NEW YORK (The Deal) -- In media interviews Wednesday, Jos. A. Bank (JOSB) chairman Robert Wildrick said a few interesting things: The company is not just going away if The Men's Wearhouse (MW - Get Report) board continues to reject its approach; and major Jos. A. Bank shareholders support the idea of the takeover and also hold stakes in the target.
The first may be more interesting than the latter. Reuters reported that Wildrick said Jos. A Bank shareholders FMR LLC, Royce & Associates Inc. and Wellington Management Co. all favor the Jos. A, Bank proposal and also own shares of Men's Wearhouse. But those shareholders hold together 31% of Jos. A. Bank, according to recent filings, and only 5.5% of Men's Wearhouse. Interestingly, Wildrick could not include Blackrock Inc. in his assessment. That fund owns 8% of Jos. A. Bank and nearly 9% of Men's Wearhouse.
The remark that Jos. A. Bank is not simply walking away, however, is what the market wants to hear.
Men's Wearhouse shares moved from a spread of about $2.70 to $1.70 to the $48 offer since Tuesday.
On Oct. 10, Men's Wearhouse installed a poison pill, so making a tender offer would be potentially a sign of commitment to the deal, but in itself not a move that could succeed without the participation of the Men's Wearhouse board.
The board is not staggered, but Men's Wearhouse held its annual meeting Sept. 10, so running a proxy contest means persisting with an offer for a year.
A source close to the bidding said that factors relating to not initiating a proxy contest this summer included rumors that recently ousted Men's Wearhouse chairman George Zimmer was mulling a buyout of the company he founded, and Men's Wearhouse shares were trading higher prior to a disappointing earning announcement in September.

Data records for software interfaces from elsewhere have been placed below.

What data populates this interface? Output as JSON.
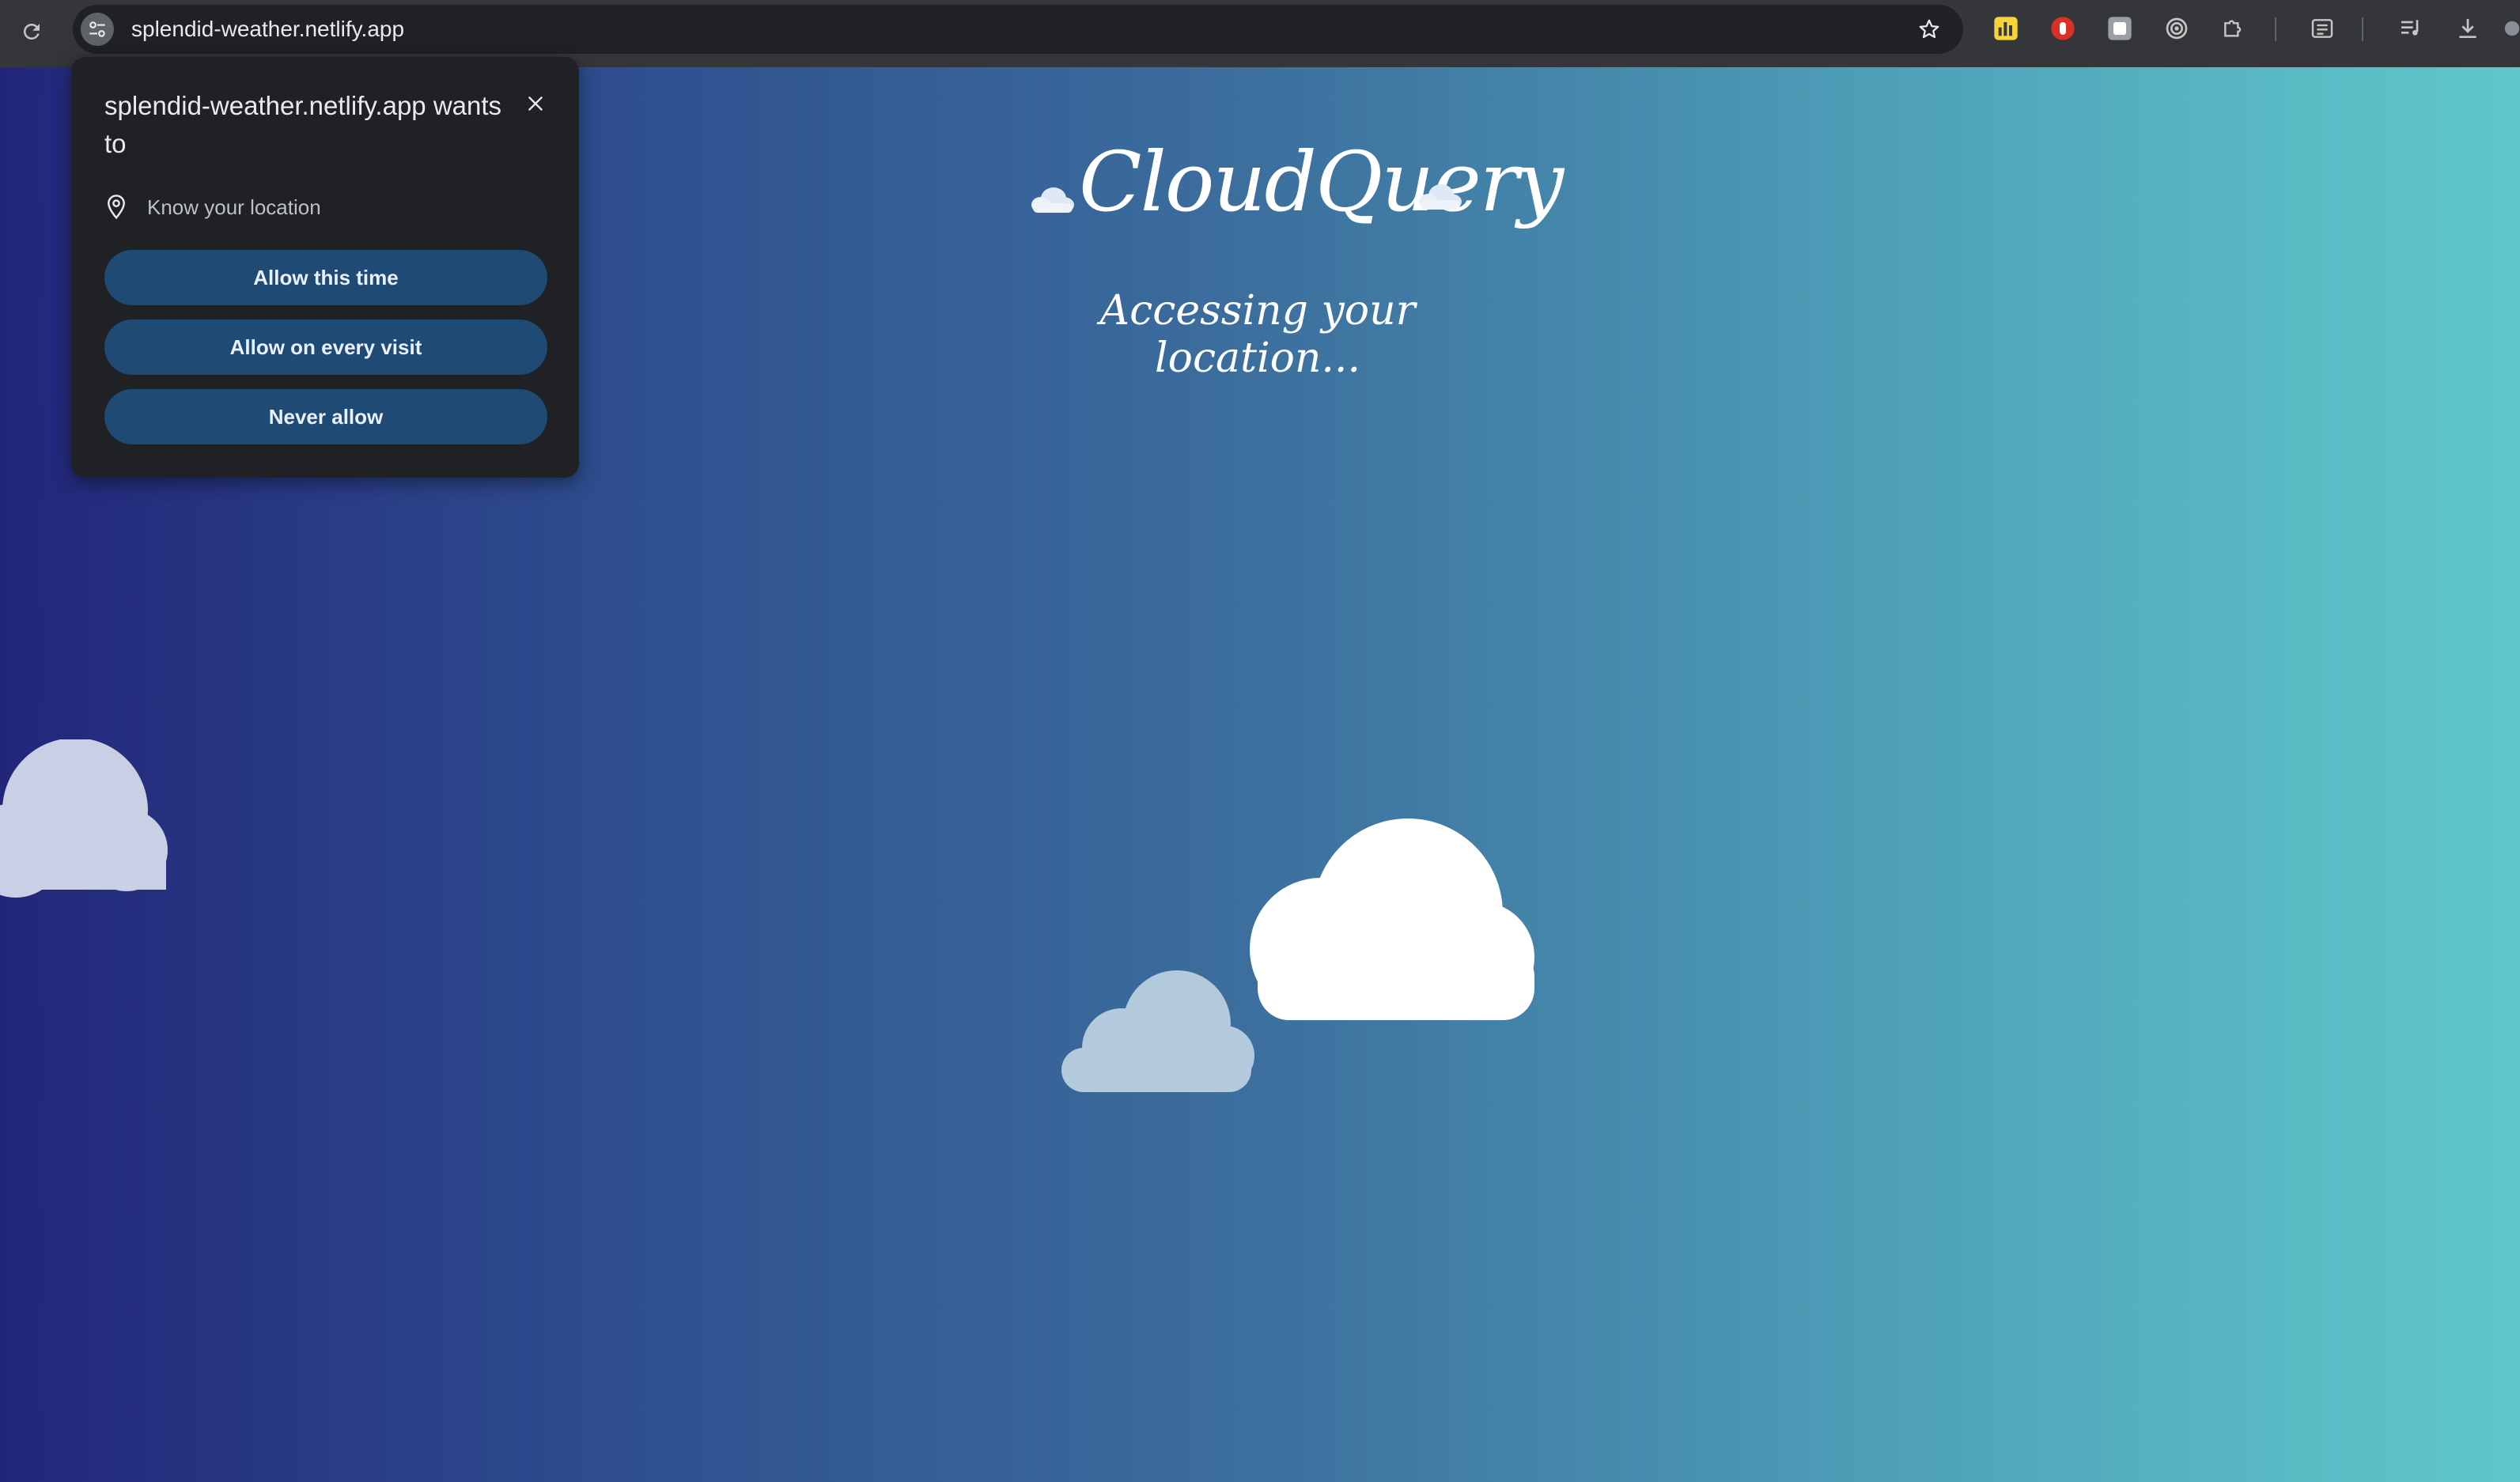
{
  "browser": {
    "url": "splendid-weather.netlify.app",
    "icons": {
      "reload": "reload-icon",
      "site_info": "tune-icon",
      "bookmark": "star-icon",
      "extensions": [
        "chart-extension-icon",
        "stop-hand-extension-icon",
        "puzzle-tile-extension-icon",
        "target-extension-icon",
        "puzzle-icon",
        "reading-list-icon",
        "media-queue-icon",
        "download-icon"
      ]
    }
  },
  "page": {
    "app_name": "CloudQuery",
    "status": "Accessing your location...",
    "colors": {
      "gradient_start": "#22267a",
      "gradient_end": "#5fc8cb",
      "cloud_white": "#ffffff",
      "cloud_light": "#c9d0e6",
      "cloud_blue": "#b3c9dc"
    }
  },
  "permission_popup": {
    "title": "splendid-weather.netlify.app wants to",
    "permission": "Know your location",
    "buttons": {
      "allow_once": "Allow this time",
      "allow_always": "Allow on every visit",
      "never": "Never allow"
    },
    "button_color": "#1e4a74"
  }
}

"We hope the Men's Wearhouse directors come to their senses and meet, Jos. A Bank is still very interested in sitting down," said Financo LLC chair Gilbert Harrison. "We do not understand how the directors do not recognize their fiduciary duty to have the discussions," Harrison said. "Jos. A. Bank is not going to bid against themselves. There is no reason to raise the offer at this time," he said.

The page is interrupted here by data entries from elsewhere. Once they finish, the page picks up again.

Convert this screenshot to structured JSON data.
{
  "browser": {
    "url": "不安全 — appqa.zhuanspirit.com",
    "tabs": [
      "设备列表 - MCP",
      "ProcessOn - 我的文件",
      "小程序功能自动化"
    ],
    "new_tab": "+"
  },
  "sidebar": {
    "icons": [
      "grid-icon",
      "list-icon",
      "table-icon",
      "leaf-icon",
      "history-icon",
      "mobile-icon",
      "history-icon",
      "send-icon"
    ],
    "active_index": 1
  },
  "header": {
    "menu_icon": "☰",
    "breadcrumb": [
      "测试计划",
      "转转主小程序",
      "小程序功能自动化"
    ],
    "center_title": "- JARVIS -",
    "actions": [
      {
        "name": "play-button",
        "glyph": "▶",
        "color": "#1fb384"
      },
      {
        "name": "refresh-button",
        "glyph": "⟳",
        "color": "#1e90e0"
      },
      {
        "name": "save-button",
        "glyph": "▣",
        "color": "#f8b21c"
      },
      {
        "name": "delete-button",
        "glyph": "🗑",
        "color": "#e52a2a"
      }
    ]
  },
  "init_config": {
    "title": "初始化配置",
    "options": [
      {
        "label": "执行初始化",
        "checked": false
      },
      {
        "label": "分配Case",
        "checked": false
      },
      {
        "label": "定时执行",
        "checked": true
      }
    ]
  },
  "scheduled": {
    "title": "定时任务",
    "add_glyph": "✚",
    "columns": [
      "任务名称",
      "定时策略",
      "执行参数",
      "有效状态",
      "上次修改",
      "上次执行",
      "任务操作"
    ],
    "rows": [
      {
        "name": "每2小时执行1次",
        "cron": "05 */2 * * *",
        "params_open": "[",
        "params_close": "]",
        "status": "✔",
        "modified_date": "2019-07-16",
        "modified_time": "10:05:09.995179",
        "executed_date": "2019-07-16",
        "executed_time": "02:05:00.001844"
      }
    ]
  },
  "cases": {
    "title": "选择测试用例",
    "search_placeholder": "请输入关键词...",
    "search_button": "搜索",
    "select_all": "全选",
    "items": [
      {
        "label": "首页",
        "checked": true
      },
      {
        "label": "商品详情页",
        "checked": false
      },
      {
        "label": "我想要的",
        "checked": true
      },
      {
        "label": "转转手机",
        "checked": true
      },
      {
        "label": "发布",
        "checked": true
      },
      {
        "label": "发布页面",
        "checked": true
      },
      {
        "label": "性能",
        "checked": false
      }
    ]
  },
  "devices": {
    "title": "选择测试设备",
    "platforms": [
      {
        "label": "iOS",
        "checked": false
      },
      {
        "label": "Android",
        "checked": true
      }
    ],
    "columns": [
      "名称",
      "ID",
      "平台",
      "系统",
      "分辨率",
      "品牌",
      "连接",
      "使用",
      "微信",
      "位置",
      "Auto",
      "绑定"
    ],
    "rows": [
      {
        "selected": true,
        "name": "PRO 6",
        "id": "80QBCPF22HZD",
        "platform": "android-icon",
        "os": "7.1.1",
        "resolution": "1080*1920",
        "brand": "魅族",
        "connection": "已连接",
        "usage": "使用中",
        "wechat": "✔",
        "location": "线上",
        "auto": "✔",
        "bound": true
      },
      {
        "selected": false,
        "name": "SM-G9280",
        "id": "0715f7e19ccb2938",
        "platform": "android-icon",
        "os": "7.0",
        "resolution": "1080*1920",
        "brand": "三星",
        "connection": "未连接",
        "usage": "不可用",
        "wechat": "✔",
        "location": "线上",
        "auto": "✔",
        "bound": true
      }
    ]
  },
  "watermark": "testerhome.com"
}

The presumption is there is no other bidder for the company.
The risk is that Jos. A. Bank does not make a formal tender offer and the situation fades if Men's Wearhouse is not pressured by shareholders to enter negotiations. The Jos. A. Bank side did not leak the story of its interest earlier in October, which does give some support to the notion that they prefer a behind-the-scenes negotiation.
The idea that there might be a pac-man defense stems only from a misreading of Wildrick's remarks at the outset of the public bidding.
Written by Scott Stuart